ACTION ITEM:
Give the count of lines in the records below that contain "shopping", and say nothing more.

MATERIAL FOR THE TASK:

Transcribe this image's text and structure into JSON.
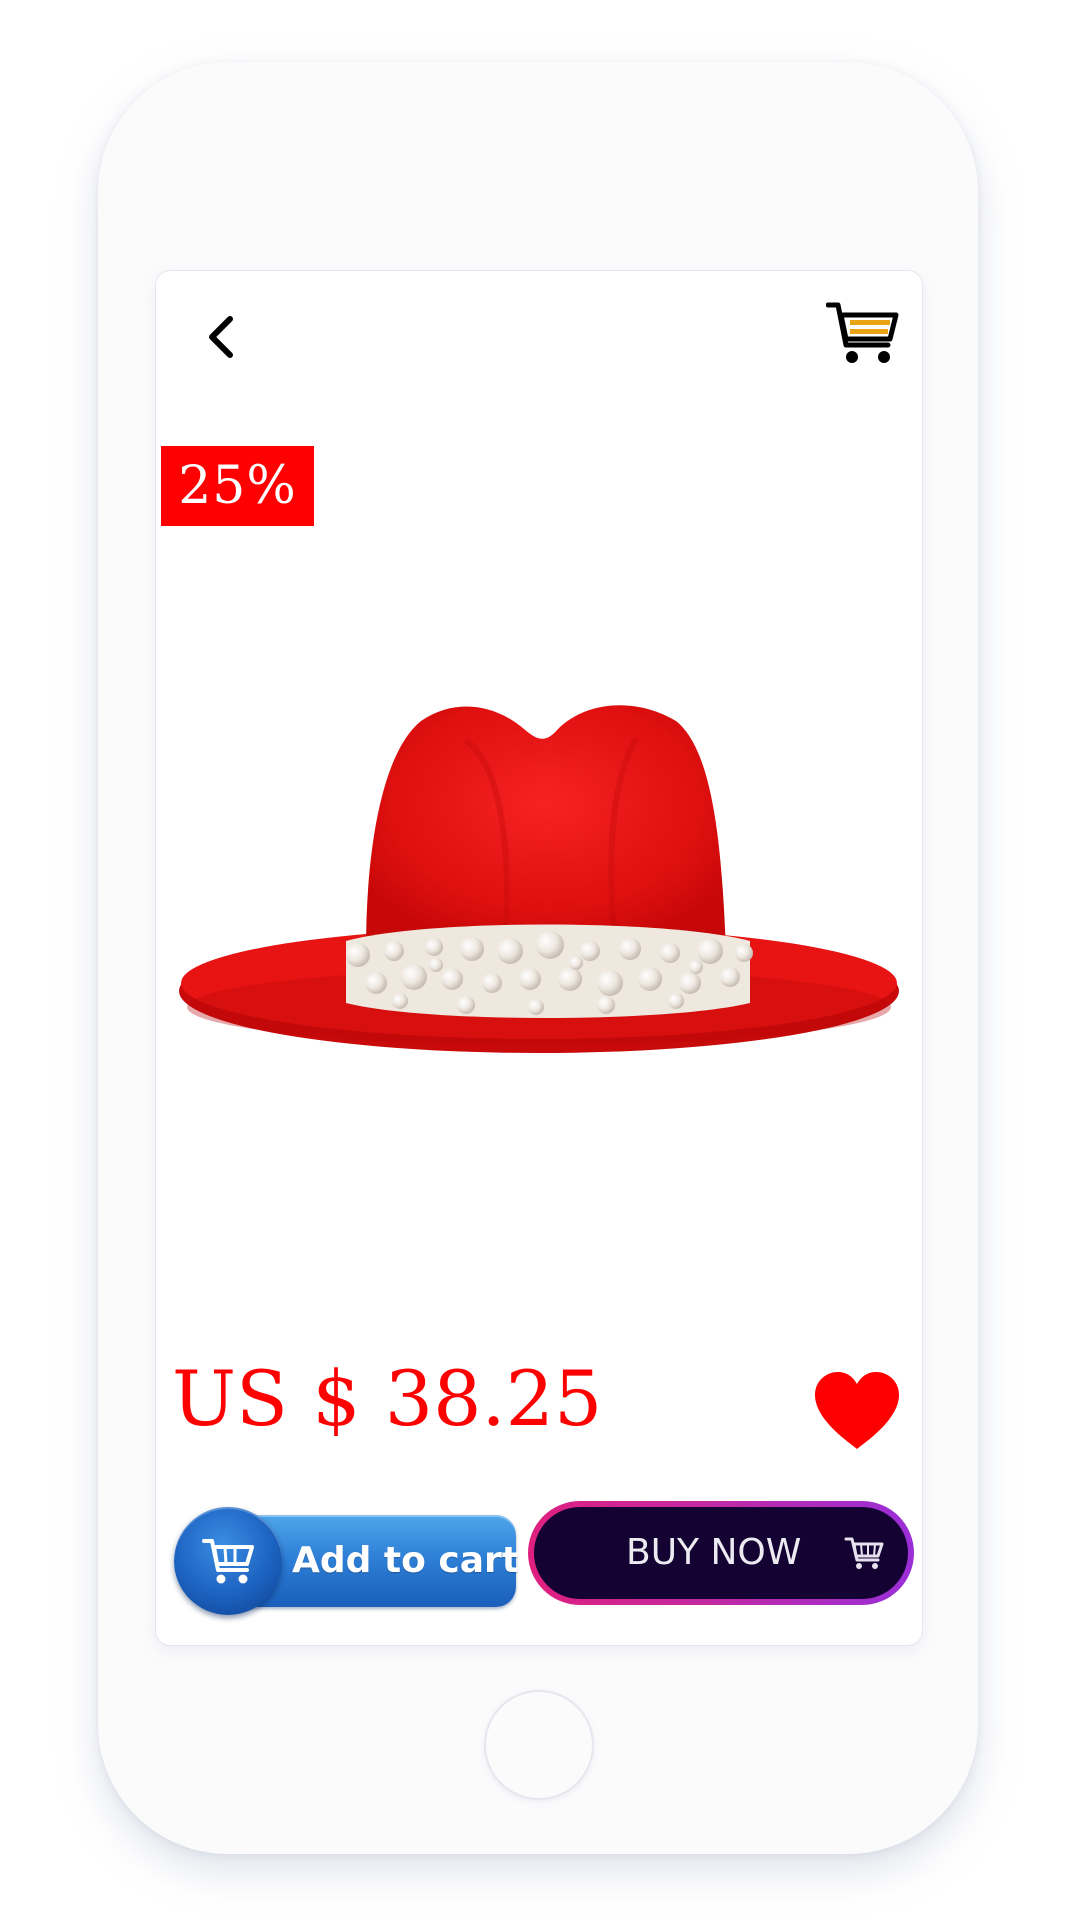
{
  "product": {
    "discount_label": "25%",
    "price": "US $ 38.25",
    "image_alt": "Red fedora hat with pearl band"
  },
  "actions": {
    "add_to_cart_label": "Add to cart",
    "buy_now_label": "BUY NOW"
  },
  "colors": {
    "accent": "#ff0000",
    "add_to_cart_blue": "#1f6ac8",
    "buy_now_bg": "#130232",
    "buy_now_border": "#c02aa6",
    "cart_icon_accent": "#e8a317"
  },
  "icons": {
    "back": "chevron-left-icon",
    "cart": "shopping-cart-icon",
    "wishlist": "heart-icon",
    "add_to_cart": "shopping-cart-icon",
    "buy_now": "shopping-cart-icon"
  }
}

FINISHED EXERCISE:
3